One of Taraborrelli’s more contentious allegations about Marilyn is that she suffered from schizophrenia, which has never been proved. Some authors have also raised doubts about Taraborrelli’s use of unnamed sources. In Marilyn: The Passion and the Paradox (2012), Lois Banner criticised the author for not using footnotes, arguing that this made it ‘impossible’ to check his sources and evaluate his conclusions.

Banner judged Taraborrelli’s allegation that Grace Goddard put Norma Jeane in the orphanage because she wasn’t getting along with Doc’s daughter, Nona, as ‘incorrect’, adding, ‘I can find no evidence that Nona lived with them in 1935. [Fred Lawrence] Guiles [in Legend] mentions a visit that summer.’

Banner also challenged Taraborrelli’s claim that Marilyn took liquor to Rockhaven Sanatorium to drink with her mother (Gladys Baker Eley, a residential patient from 1952-1967) as ‘inaccurate,’ adding that ‘Gladys considered drinking a sin, and Marilyn never visited her…Marilyn wasn’t present when Grace discussed placing Gladys at Rockhaven, and Gladys was taken to Norwalk State Mental Hospital before Grace took her to Rockhaven some months later.’

You can read my review of The Secret Life of Marilyn Monroe here.

 

Marilyn’s English Adventure

Writing for London’s Time Out magazine, Wally Hammond investigates the true story behind Marilyn’s visit to England in 1956.

 “Marilyn’s transcendent, radiant quality is inimitable.

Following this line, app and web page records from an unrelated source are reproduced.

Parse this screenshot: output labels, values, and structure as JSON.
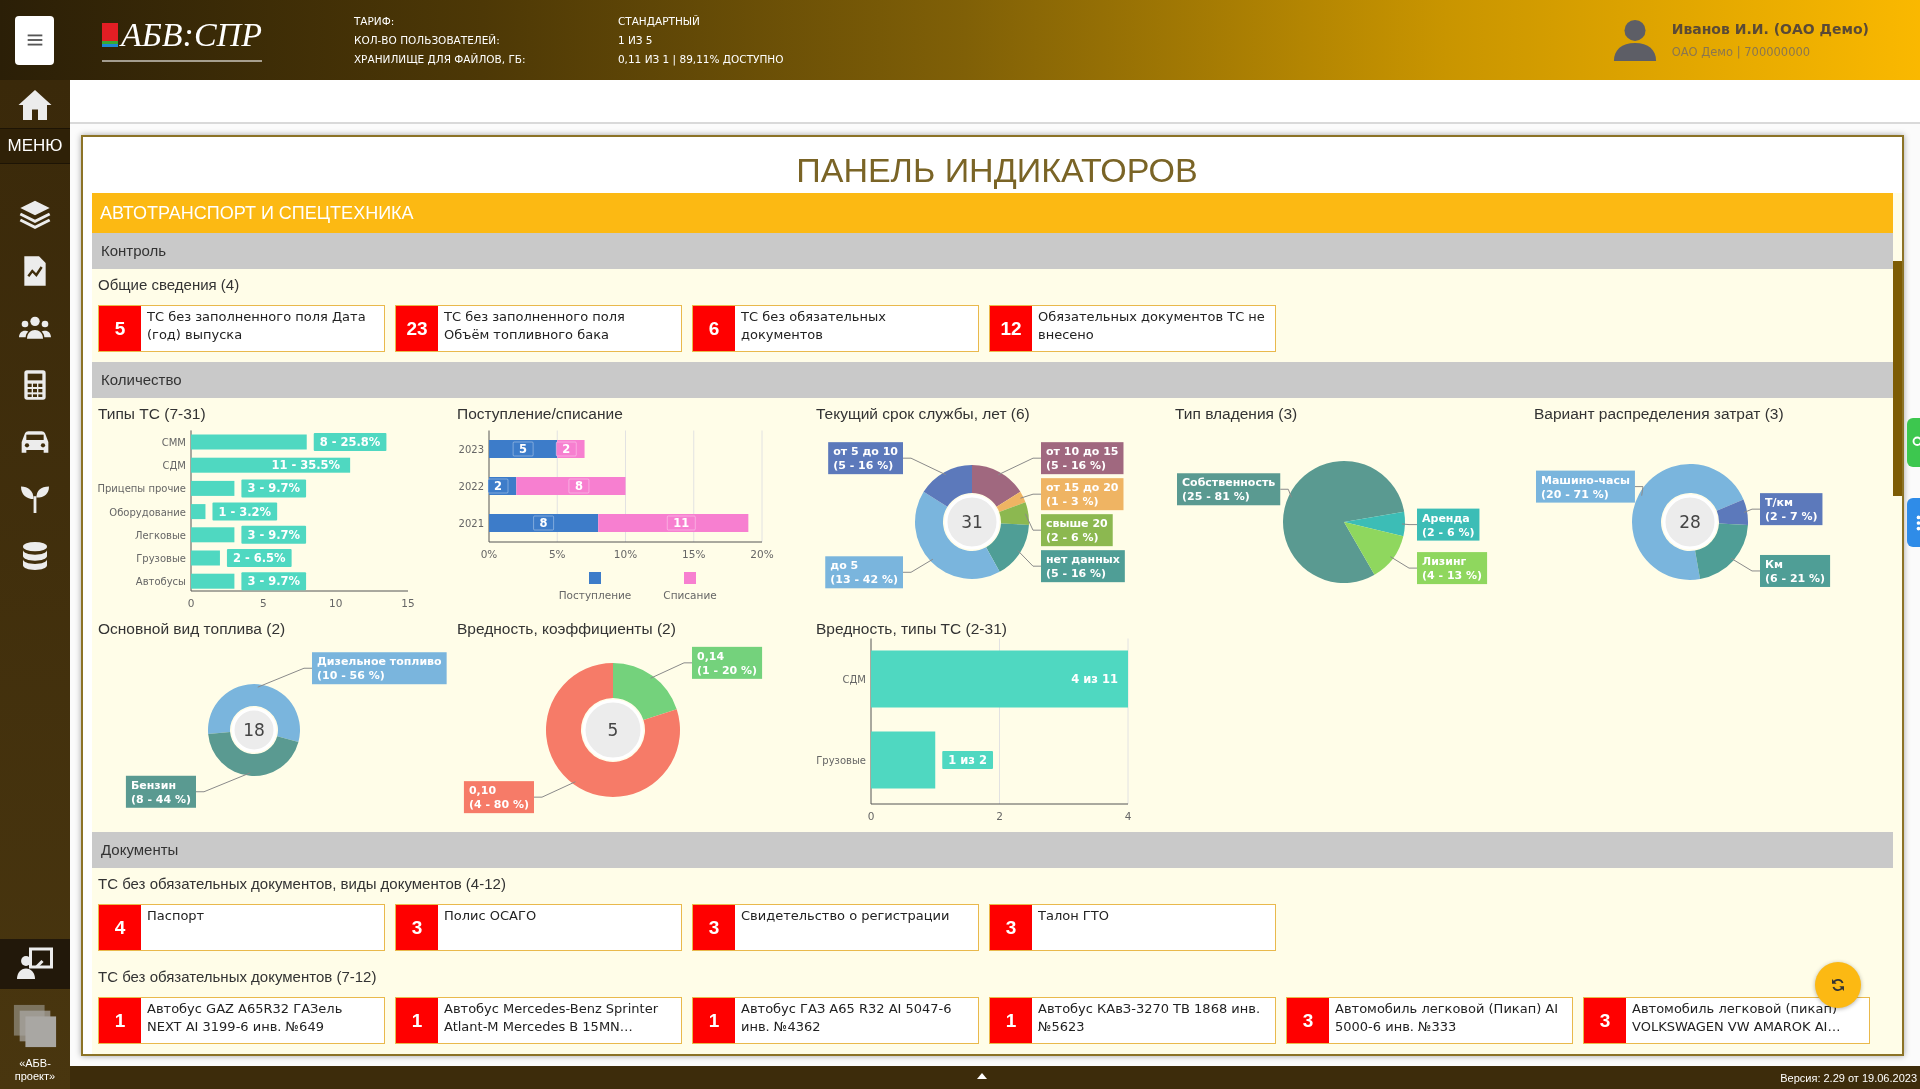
{
  "header": {
    "logo": "АБВ:СПР",
    "info": [
      {
        "label": "ТАРИФ:",
        "value": "СТАНДАРТНЫЙ"
      },
      {
        "label": "КОЛ-ВО ПОЛЬЗОВАТЕЛЕЙ:",
        "value": "1 ИЗ 5"
      },
      {
        "label": "ХРАНИЛИЩЕ ДЛЯ ФАЙЛОВ, ГБ:",
        "value": "0,11 ИЗ 1 | 89,11% ДОСТУПНО"
      }
    ],
    "user": {
      "name": "Иванов И.И. (ОАО Демо)",
      "org": "ОАО Демо | 700000000"
    }
  },
  "sidebar": {
    "menu_label": "МЕНЮ",
    "footer": "«АБВ-проект»"
  },
  "page_title": "ПАНЕЛЬ ИНДИКАТОРОВ",
  "section": {
    "title": "АВТОТРАНСПОРТ И СПЕЦТЕХНИКА",
    "groups": [
      {
        "title": "Контроль",
        "blocks": [
          {
            "kind": "cards",
            "title": "Общие сведения (4)",
            "cards": [
              {
                "count": "5",
                "text": "ТС без заполненного поля Дата (год) выпуска"
              },
              {
                "count": "23",
                "text": "ТС без заполненного поля Объём топливного бака"
              },
              {
                "count": "6",
                "text": "ТС без обязательных документов"
              },
              {
                "count": "12",
                "text": "Обязательных документов ТС не внесено"
              }
            ]
          }
        ]
      },
      {
        "title": "Количество",
        "blocks": [
          {
            "kind": "charts",
            "charts": [
              {
                "title": "Типы ТС (7-31)",
                "chart_data": {
                  "type": "bar",
                  "orientation": "horizontal",
                  "categories": [
                    "СММ",
                    "СДМ",
                    "Прицепы прочие",
                    "Оборудование",
                    "Легковые",
                    "Грузовые",
                    "Автобусы"
                  ],
                  "values": [
                    8,
                    11,
                    3,
                    1,
                    3,
                    2,
                    3
                  ],
                  "value_labels": [
                    "8 - 25.8%",
                    "11 - 35.5%",
                    "3 - 9.7%",
                    "1 - 3.2%",
                    "3 - 9.7%",
                    "2 - 6.5%",
                    "3 - 9.7%"
                  ],
                  "xlim": [
                    0,
                    15
                  ],
                  "xticks": [
                    0,
                    5,
                    10,
                    15
                  ]
                }
              },
              {
                "title": "Поступление/списание",
                "chart_data": {
                  "type": "bar",
                  "orientation": "horizontal",
                  "stacked": true,
                  "grid": true,
                  "legend": true,
                  "categories": [
                    "2023",
                    "2022",
                    "2021"
                  ],
                  "series": [
                    {
                      "name": "Поступление",
                      "color": "#3d7cc9",
                      "values": [
                        5,
                        2,
                        8
                      ]
                    },
                    {
                      "name": "Списание",
                      "color": "#f77fd0",
                      "values": [
                        2,
                        8,
                        11
                      ]
                    }
                  ],
                  "xlim": [
                    0,
                    20
                  ],
                  "xticks": [
                    {
                      "value": 0,
                      "label": "0%"
                    },
                    {
                      "value": 5,
                      "label": "5%"
                    },
                    {
                      "value": 10,
                      "label": "10%"
                    },
                    {
                      "value": 15,
                      "label": "15%"
                    },
                    {
                      "value": 20,
                      "label": "20%"
                    }
                  ],
                  "data_labels": true
                }
              },
              {
                "title": "Текущий срок службы, лет (6)",
                "chart_data": {
                  "type": "donut",
                  "categories": [
                    "от 10 до 15",
                    "от 15 до 20",
                    "свыше 20",
                    "нет данных",
                    "до 5",
                    "от 5 до 10"
                  ],
                  "values": [
                    5,
                    1,
                    2,
                    5,
                    13,
                    5
                  ],
                  "colors": [
                    "#a0687f",
                    "#efb463",
                    "#8cb850",
                    "#4f9e96",
                    "#7ab5dd",
                    "#5c79bb"
                  ],
                  "value_labels": [
                    "(5 - 16 %)",
                    "(1 - 3 %)",
                    "(2 - 6 %)",
                    "(5 - 16 %)",
                    "(13 - 42 %)",
                    "(5 - 16 %)"
                  ],
                  "annotations": [
                    {
                      "text": "31"
                    }
                  ]
                }
              },
              {
                "title": "Тип владения (3)",
                "chart_data": {
                  "type": "pie",
                  "categories": [
                    "Собственность",
                    "Аренда",
                    "Лизинг"
                  ],
                  "values": [
                    25,
                    2,
                    4
                  ],
                  "colors": [
                    "#5a9a91",
                    "#3cbdb6",
                    "#8fd75e"
                  ],
                  "value_labels": [
                    "(25 - 81 %)",
                    "(2 - 6 %)",
                    "(4 - 13 %)"
                  ]
                }
              },
              {
                "title": "Вариант распределения затрат (3)",
                "chart_data": {
                  "type": "donut",
                  "categories": [
                    "Машино-часы",
                    "Т/км",
                    "Км"
                  ],
                  "values": [
                    20,
                    2,
                    6
                  ],
                  "colors": [
                    "#7ab5dd",
                    "#5c79bb",
                    "#4f9e96"
                  ],
                  "value_labels": [
                    "(20 - 71 %)",
                    "(2 - 7 %)",
                    "(6 - 21 %)"
                  ],
                  "annotations": [
                    {
                      "text": "28"
                    }
                  ]
                }
              },
              {
                "title": "Основной вид топлива (2)",
                "chart_data": {
                  "type": "donut",
                  "categories": [
                    "Дизельное топливо",
                    "Бензин"
                  ],
                  "values": [
                    10,
                    8
                  ],
                  "colors": [
                    "#7ab5dd",
                    "#5a9a91"
                  ],
                  "value_labels": [
                    "(10 - 56 %)",
                    "(8 - 44 %)"
                  ],
                  "annotations": [
                    {
                      "text": "18"
                    }
                  ]
                }
              },
              {
                "title": "Вредность, коэффициенты (2)",
                "chart_data": {
                  "type": "donut",
                  "categories": [
                    "0,14",
                    "0,10"
                  ],
                  "values": [
                    1,
                    4
                  ],
                  "colors": [
                    "#74d27c",
                    "#f67b68"
                  ],
                  "value_labels": [
                    "(1 - 20 %)",
                    "(4 - 80 %)"
                  ],
                  "annotations": [
                    {
                      "text": "5"
                    }
                  ]
                }
              },
              {
                "title": "Вредность, типы ТС (2-31)",
                "chart_data": {
                  "type": "bar",
                  "orientation": "horizontal",
                  "categories": [
                    "СДМ",
                    "Грузовые"
                  ],
                  "values": [
                    4,
                    1
                  ],
                  "value_labels": [
                    "4 из 11",
                    "1 из 2"
                  ],
                  "grid": true,
                  "xlim": [
                    0,
                    4
                  ],
                  "xticks": [
                    0,
                    2,
                    4
                  ]
                }
              }
            ]
          }
        ]
      },
      {
        "title": "Документы",
        "blocks": [
          {
            "kind": "cards",
            "title": "ТС без обязательных документов, виды документов (4-12)",
            "cards": [
              {
                "count": "4",
                "text": "Паспорт"
              },
              {
                "count": "3",
                "text": "Полис ОСАГО"
              },
              {
                "count": "3",
                "text": "Свидетельство о регистрации"
              },
              {
                "count": "3",
                "text": "Талон ГТО"
              }
            ]
          },
          {
            "kind": "cards",
            "title": "ТС без обязательных документов (7-12)",
            "cards": [
              {
                "count": "1",
                "text": "Автобус GAZ A65R32 ГАЗель NEXT AI 3199-6 инв. №649"
              },
              {
                "count": "1",
                "text": "Автобус Mercedes-Benz Sprinter Atlant-M Mercedes B 15MN…"
              },
              {
                "count": "1",
                "text": "Автобус ГАЗ А65 R32 AI 5047-6 инв. №4362"
              },
              {
                "count": "1",
                "text": "Автобус КАвЗ-3270 ТВ 1868 инв. №5623"
              },
              {
                "count": "3",
                "text": "Автомобиль легковой (Пикап) AI 5000-6 инв. №333"
              },
              {
                "count": "3",
                "text": "Автомобиль легковой (пикап) VOLKSWAGEN VW AMAROK AI…"
              }
            ]
          }
        ]
      }
    ]
  },
  "status_bar": {
    "version": "Версия: 2.29 от 19.06.2023"
  }
}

And it would be fair to say that Williams’s performance in ‘My Week with Marilyn’ copies but does not capture it. This is despite the efforts of director Simon Curtis and his lighting, hair and make-up team to stress 31-year-old Williams’s physical similarity to Monroe. What Williams does do well, however, is suggest some of the complexities in her personality.

‘Marilyn was a very curious little person,’ Olivier told Michael Parkinson in 1969, ‘a divided personality… She wouldn’t know how humiliating she could be.’

Olivier didn’t know how humiliating he could be  either. Nor did his wife Vivien Leigh, whose presence on set crushed the insecure Monroe. Reports testify to the umbrage Monroe took to the ‘coldness’ of the Pinewood film crew. You could even read Rattigan’s script of ‘The Prince and the Showgirl’ as an essay on patronage, in its secondary, condescending, sense.”

An additional article – first published by BBC News in April 2010, includes local people’s memories of Marilyn’s stay at Parkside House in Surrey.

The widow of Marilyn’s chauffeur is interviewed, and her comments cast some doubt on Clark’s version of events in My Week With Marilyn. An attempt to trace Mabel Whittington – named as Marilyn’s English housekeeper in Randy J. Taraborrelli’s sources, also leads nowhere.

However, Nigel Hammett remembers meeting Marilyn at Parkside House, while Patrick O’Shea recalls that the tennis shoes which Marilyn wore while cycling were purchased at his parents’ shop.